Michael Oakeshott warned in 1950 that the very existence of the university as a place of learning and scholarship was under threat from corporate interests, and that the provision of education was being replaced by the sale of qualifications. By the end of the century, Bill Readings had pronounced that the university was in ruins, just as nurse education in(More)
Validity, trustworthiness and rigour: quality and the idea of qualitative research Aim. In this paper, I call into question the widely-held assumption of a single, more or less unified paradigm of 'qualitative research' whose methodologies share certain epistemological and ontological characteristics, and explore the implications of this position for(More)
AIM To explore nurses' understanding and interpretation of evidence-based practice (EBP). BACKGROUND EBP has been welcomed into the nursing lexicon without a critical examination of its interpretation by practitioners.

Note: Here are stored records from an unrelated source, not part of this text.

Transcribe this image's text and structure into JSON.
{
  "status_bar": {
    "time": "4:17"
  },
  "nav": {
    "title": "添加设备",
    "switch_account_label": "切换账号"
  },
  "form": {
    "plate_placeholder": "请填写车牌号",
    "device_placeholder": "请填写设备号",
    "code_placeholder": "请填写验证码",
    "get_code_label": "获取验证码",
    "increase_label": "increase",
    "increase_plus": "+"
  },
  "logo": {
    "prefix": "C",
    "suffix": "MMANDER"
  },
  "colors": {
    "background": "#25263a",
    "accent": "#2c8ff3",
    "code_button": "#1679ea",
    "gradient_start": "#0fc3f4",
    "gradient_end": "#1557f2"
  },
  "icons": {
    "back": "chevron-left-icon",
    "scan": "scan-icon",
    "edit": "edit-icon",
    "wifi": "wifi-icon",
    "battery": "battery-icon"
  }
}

The literature suggests that there is a great deal of confusion and contradiction over the meaning and application of EBP. Although work(More)
• Despite the efforts of nursing theorists, educationalists and practitioners, the theory-practice gap continues to defy resolution. This paper argues that only by reconsidering the relation between theory and praetiee ean the gap be closed. • Drawing upon ideas from teaching and other practice-based disciplines, including nursing, the article suggests that(More)
This paper explores Jacques Derrida's strategy of deconstruction as a way of understanding and critiquing nursing theory and practice. Deconstruction has its origins in philosophy, but I argue that it is useful and relevant as a way of challenging the dominant paradigm of any discipline, including nursing. Because deconstruction is notoriously difficult to(More)
Evidence-based medicine was first proposed in the early 1990s as a means of integrating clinical expertise with the best evidence from research. It has recently gained a foothold in nursing, where despite calls for a broad and nursing-oriented definition of what should count as evidence, it appears to be propounding the randomized controlled trial (RCT) as(More)
This paper presents the findings from a small study, which compared student nurses' views on how well they felt the Project 2000 curriculum had prepared them for their first clinical placements. The views of two student nurse cohorts were obtained using a questionnaire developed for the purpose. The curriculum for the 'old' cohort allowed very little(More)